Interface dataset entries:
== Segment start ==
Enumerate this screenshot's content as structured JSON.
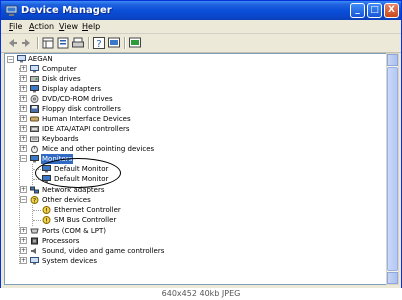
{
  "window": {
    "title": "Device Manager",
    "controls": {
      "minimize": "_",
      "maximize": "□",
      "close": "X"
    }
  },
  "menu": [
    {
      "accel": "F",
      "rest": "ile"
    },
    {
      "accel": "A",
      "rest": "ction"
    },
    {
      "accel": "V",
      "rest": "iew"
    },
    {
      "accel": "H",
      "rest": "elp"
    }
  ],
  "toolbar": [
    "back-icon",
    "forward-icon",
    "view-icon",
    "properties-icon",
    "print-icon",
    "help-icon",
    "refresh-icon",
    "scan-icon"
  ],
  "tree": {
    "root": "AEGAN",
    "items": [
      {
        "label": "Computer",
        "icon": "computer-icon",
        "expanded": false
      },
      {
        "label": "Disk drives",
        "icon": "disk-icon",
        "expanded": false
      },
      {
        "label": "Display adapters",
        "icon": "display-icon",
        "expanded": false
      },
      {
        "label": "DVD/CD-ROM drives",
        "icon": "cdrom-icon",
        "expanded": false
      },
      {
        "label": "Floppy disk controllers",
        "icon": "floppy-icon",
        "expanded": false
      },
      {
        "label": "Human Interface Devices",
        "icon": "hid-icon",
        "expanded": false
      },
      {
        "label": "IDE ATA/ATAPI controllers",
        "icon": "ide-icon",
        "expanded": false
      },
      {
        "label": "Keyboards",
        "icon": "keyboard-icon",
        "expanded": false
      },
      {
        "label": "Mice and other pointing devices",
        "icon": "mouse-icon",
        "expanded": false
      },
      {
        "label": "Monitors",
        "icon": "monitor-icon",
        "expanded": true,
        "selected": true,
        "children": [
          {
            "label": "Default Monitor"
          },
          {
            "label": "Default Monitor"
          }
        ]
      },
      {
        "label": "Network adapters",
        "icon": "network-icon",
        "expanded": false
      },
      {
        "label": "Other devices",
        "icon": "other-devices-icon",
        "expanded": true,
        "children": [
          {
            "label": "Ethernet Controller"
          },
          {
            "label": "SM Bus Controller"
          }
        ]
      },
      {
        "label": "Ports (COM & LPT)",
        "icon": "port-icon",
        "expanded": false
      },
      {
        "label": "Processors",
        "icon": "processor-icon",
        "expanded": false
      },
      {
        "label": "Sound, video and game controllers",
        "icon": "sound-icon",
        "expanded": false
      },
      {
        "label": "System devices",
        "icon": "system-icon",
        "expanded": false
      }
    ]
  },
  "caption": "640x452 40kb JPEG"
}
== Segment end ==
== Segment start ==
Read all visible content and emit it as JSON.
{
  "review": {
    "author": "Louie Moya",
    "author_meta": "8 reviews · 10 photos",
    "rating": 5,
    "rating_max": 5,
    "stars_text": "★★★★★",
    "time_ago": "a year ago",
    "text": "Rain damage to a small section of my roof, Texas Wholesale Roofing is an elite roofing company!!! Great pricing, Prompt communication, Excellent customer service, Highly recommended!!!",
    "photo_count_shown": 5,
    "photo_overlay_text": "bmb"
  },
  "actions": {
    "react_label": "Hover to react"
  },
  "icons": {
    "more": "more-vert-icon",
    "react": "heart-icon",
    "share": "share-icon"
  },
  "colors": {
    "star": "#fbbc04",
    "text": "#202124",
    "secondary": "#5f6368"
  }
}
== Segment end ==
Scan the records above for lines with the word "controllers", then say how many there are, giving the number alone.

● **WRITTEN REPLY**:
3